| What is expected |
Give the entries again, exactly as written.
[[ Raw data, beginning ]]
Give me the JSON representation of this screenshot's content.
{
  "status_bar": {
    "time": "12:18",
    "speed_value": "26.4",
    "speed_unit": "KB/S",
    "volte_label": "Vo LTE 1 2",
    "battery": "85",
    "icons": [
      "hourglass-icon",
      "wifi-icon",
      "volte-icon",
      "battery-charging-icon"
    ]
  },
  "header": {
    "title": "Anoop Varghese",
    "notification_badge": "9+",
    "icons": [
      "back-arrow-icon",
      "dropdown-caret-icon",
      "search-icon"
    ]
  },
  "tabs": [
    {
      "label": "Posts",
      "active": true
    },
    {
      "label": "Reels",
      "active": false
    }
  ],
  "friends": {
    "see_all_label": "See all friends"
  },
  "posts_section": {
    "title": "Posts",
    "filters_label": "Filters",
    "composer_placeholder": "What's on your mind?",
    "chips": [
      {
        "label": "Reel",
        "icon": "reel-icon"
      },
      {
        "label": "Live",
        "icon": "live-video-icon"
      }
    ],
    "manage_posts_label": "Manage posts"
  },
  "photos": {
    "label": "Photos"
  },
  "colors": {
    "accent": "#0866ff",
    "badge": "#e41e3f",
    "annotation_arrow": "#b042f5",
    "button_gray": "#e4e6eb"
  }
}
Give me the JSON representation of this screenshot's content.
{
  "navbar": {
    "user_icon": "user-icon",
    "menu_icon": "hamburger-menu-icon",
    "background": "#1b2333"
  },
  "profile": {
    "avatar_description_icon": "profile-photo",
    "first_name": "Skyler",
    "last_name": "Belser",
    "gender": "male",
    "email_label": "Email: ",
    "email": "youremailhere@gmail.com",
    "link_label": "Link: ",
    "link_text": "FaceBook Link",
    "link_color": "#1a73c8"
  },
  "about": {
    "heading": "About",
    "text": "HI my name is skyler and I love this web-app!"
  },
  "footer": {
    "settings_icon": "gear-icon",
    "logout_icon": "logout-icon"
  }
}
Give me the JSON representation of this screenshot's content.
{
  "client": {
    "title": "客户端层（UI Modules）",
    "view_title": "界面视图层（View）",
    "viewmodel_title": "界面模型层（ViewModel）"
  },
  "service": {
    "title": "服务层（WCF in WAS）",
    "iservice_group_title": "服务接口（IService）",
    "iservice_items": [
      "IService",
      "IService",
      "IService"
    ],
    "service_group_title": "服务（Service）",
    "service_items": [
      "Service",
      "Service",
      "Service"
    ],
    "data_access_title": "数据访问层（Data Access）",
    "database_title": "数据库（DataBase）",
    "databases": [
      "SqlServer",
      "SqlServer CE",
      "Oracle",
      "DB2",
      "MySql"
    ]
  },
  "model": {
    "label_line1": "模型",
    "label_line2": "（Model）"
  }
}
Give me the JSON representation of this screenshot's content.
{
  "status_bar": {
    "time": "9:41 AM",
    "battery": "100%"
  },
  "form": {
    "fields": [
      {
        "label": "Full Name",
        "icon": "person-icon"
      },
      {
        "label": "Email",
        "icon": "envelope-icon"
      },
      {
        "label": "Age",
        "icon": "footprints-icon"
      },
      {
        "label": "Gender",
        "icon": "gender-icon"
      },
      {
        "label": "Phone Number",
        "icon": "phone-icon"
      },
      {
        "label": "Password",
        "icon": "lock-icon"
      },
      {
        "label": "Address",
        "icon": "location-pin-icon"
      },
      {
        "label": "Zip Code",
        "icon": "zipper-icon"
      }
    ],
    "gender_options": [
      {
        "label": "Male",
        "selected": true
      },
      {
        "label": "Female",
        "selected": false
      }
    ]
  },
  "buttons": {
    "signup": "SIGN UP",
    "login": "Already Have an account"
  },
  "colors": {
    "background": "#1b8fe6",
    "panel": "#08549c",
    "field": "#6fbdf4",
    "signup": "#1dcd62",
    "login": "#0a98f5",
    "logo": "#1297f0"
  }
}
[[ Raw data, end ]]
| Response area |
Give me the JSON representation of this screenshot's content.
{
  "status_bar": {
    "time": "12:18",
    "speed_value": "26.4",
    "speed_unit": "KB/S",
    "volte_label": "Vo LTE 1 2",
    "battery": "85",
    "icons": [
      "hourglass-icon",
      "wifi-icon",
      "volte-icon",
      "battery-charging-icon"
    ]
  },
  "header": {
    "title": "Anoop Varghese",
    "notification_badge": "9+",
    "icons": [
      "back-arrow-icon",
      "dropdown-caret-icon",
      "search-icon"
    ]
  },
  "tabs": [
    {
      "label": "Posts",
      "active": true
    },
    {
      "label": "Reels",
      "active": false
    }
  ],
  "friends": {
    "see_all_label": "See all friends"
  },
  "posts_section": {
    "title": "Posts",
    "filters_label": "Filters",
    "composer_placeholder": "What's on your mind?",
    "chips": [
      {
        "label": "Reel",
        "icon": "reel-icon"
      },
      {
        "label": "Live",
        "icon": "live-video-icon"
      }
    ],
    "manage_posts_label": "Manage posts"
  },
  "photos": {
    "label": "Photos"
  },
  "colors": {
    "accent": "#0866ff",
    "badge": "#e41e3f",
    "annotation_arrow": "#b042f5",
    "button_gray": "#e4e6eb"
  }
}
Give me the JSON representation of this screenshot's content.
{
  "navbar": {
    "user_icon": "user-icon",
    "menu_icon": "hamburger-menu-icon",
    "background": "#1b2333"
  },
  "profile": {
    "avatar_description_icon": "profile-photo",
    "first_name": "Skyler",
    "last_name": "Belser",
    "gender": "male",
    "email_label": "Email: ",
    "email": "youremailhere@gmail.com",
    "link_label": "Link: ",
    "link_text": "FaceBook Link",
    "link_color": "#1a73c8"
  },
  "about": {
    "heading": "About",
    "text": "HI my name is skyler and I love this web-app!"
  },
  "footer": {
    "settings_icon": "gear-icon",
    "logout_icon": "logout-icon"
  }
}
Give me the JSON representation of this screenshot's content.
{
  "client": {
    "title": "客户端层（UI Modules）",
    "view_title": "界面视图层（View）",
    "viewmodel_title": "界面模型层（ViewModel）"
  },
  "service": {
    "title": "服务层（WCF in WAS）",
    "iservice_group_title": "服务接口（IService）",
    "iservice_items": [
      "IService",
      "IService",
      "IService"
    ],
    "service_group_title": "服务（Service）",
    "service_items": [
      "Service",
      "Service",
      "Service"
    ],
    "data_access_title": "数据访问层（Data Access）",
    "database_title": "数据库（DataBase）",
    "databases": [
      "SqlServer",
      "SqlServer CE",
      "Oracle",
      "DB2",
      "MySql"
    ]
  },
  "model": {
    "label_line1": "模型",
    "label_line2": "（Model）"
  }
}
Give me the JSON representation of this screenshot's content.
{
  "status_bar": {
    "time": "9:41 AM",
    "battery": "100%"
  },
  "form": {
    "fields": [
      {
        "label": "Full Name",
        "icon": "person-icon"
      },
      {
        "label": "Email",
        "icon": "envelope-icon"
      },
      {
        "label": "Age",
        "icon": "footprints-icon"
      },
      {
        "label": "Gender",
        "icon": "gender-icon"
      },
      {
        "label": "Phone Number",
        "icon": "phone-icon"
      },
      {
        "label": "Password",
        "icon": "lock-icon"
      },
      {
        "label": "Address",
        "icon": "location-pin-icon"
      },
      {
        "label": "Zip Code",
        "icon": "zipper-icon"
      }
    ],
    "gender_options": [
      {
        "label": "Male",
        "selected": true
      },
      {
        "label": "Female",
        "selected": false
      }
    ]
  },
  "buttons": {
    "signup": "SIGN UP",
    "login": "Already Have an account"
  },
  "colors": {
    "background": "#1b8fe6",
    "panel": "#08549c",
    "field": "#6fbdf4",
    "signup": "#1dcd62",
    "login": "#0a98f5",
    "logo": "#1297f0"
  }
}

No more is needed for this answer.